Media Insider: Meta fined for transferring data, The Daily Wire heads to Twitter, WaPo creates AI teams
Welcome to Media Insider, PR Newswire’s roundup of media news stories from the week.
Meta fined record $1.3 billion and ordered to stop sending European user data to US
Associated Press | Kelvin Chan
The European Union slapped Meta with a record $1.3 billion privacy fine and ordered it to stop transferring users’ personal information across the Atlantic by October, the latest salvo in a decade-long case sparked by U.S. cybersnooping fears. The penalty is the biggest since the EU’s strict data privacy regime took effect five years ago. Meta, which had previously warned that services for its users in Europe could be cut off, vowed to appeal and ask courts to immediately put the decision on hold.

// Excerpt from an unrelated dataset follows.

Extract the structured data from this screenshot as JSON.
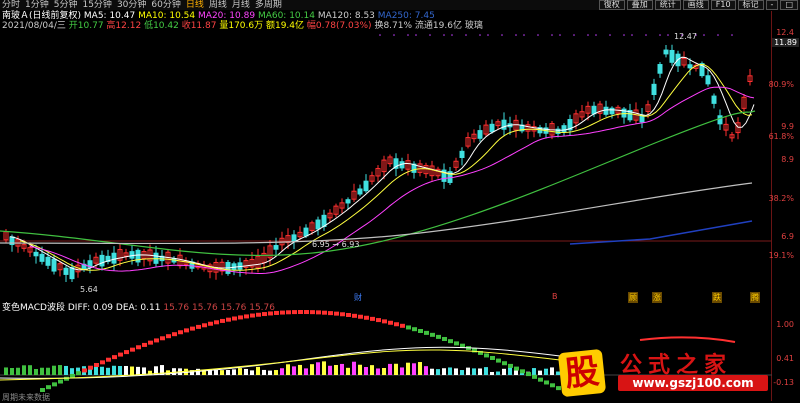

The decision applies to user data like names, email and IP addresses, messages, viewing history, geolocation data, and other information that Meta – and other tech giants like Google – use for targeted online ads.
Speaking of Meta: The company has agreed to sell Giphy to Shutterstock for around $53 million in cash.
Musk scores Daily Wire’s full set of podcasts to put on Twitter
Axios | Sara Fischer
The Daily Wire, a conservative media and entertainment company, plans to put its entire slate of podcasts, which are almost all recorded as videos, on Twitter beginning May 30. While Daily Wire clips continue to be uploaded to YouTube and other social platforms, full video podcast episodes for all shows will only appear on Twitter and DailyWire+, the company’s paywalled content platform that also supports its podcast network. Some podcast programs will continue to appear on YouTube and the conservative video site Rumble. Each Daily Wire show will have its own Twitter account set up to distribute the show and to tweet out the show’s sponsors, often with a call to action, such as texting a number for more information. For now, the videos for “The Matt Walsh Show” — which typically last around an hour — are being livestreamed and made available for playback. In the future, because Twitter Blue subscribers can upload videos up to two hours in length, the Daily Wire may be able to upload shows instead of having to livestream them.
Also from Axios: BuzzFeed is launching an online retail site with Verishop.
New York Times union reaches tentative deal with the newspaper
Reuters | Akanksha Khushi
The New York Times Guild said it has tentatively struck a new contract agreement with the New York Times, marking the end of more than two years of negotiations. The deal, if ratified, will raise the median salary of a NewsGuild member to $136,220 and to $160,011 for reporters and correspondents in the union, according to a note sent by the newspaper’s deputy managing editor Cliff Levy to union members. Other benefits include an overall 18.4% increase in salary, new job categories for reporters and editors, and the doubling of fertility benefits to $50,000, according to the deal. Under the deal, the Times will also allocate more than $100 million in new spending for NewsGuild members, Levy said in the note.
Hearst Magazines also reached a collective bargaining agreement with the Writers Guild of America East, the first union contract with the company after two years of negotiations.
Semafor Raises $19 Million, Replacing Money From Sam Bankman-Fried
The New York Times | Benjamin Mullin
Semafor, the digital-media startup, has raised $19 million from investors including Yahoo co-founder Jerry Yang, replacing the money it had received from the disgraced cryptocurrency mogul Sam Bankman-Fried. The money from Bankman-Fried, roughly $10 million, will be placed in an account separate from Semafor’s other funding and returned to his creditors at the direction of the authorities. In addition to Mr. Yang, Semafor’s new investors include Henry Kravis, a co-founder of the private equity giant KKR; Jamal Daniel, owner of the Middle East news website Al-Monitor; Jorge Paulo Lemann, a co-founder of 3G Capital; and Stand Together, a network of business leaders founded by the entrepreneur Charles Koch. The polling organization Gallup is also an investor. The investors have ties to both political parties, with Yang a regular donor to Democrats and Koch a major contributor to conservative causes.
Read next: Tensions flare inside The Messenger, a fledgling news site.
The Washington Post Creates Two Teams to Drive AI Progress
MediaPost | Ray Schultz
The Washington Post has created two cross-functional teams – one strategic, one operational – to foster AI innovation. Publisher and CEO Fred Ryan announced the development, saying it is “only the first step in establishing AI as a priority opportunity for The Washington Post.” The AI Taskforce will meet regularly to provide governance, direction, and insights about AI usage throughout The Washington Post. The AI Hub will be an operational team from across the company created to expedite the Post’s AI initiatives and foster cross-functional cooperation. It will consist of a small full-time team and “matrixed resources” from across the company. Ryan notes that the Hub will be “accountable for coordinating efforts and ensuring alignment of our AI projects with the strategies, guardrails, and priorities established by the AI Taskforce, while also focusing on future innovation.”
ICYMI: CNN has launched CNN Fast, a free ad-supported streaming television channel, in Europe.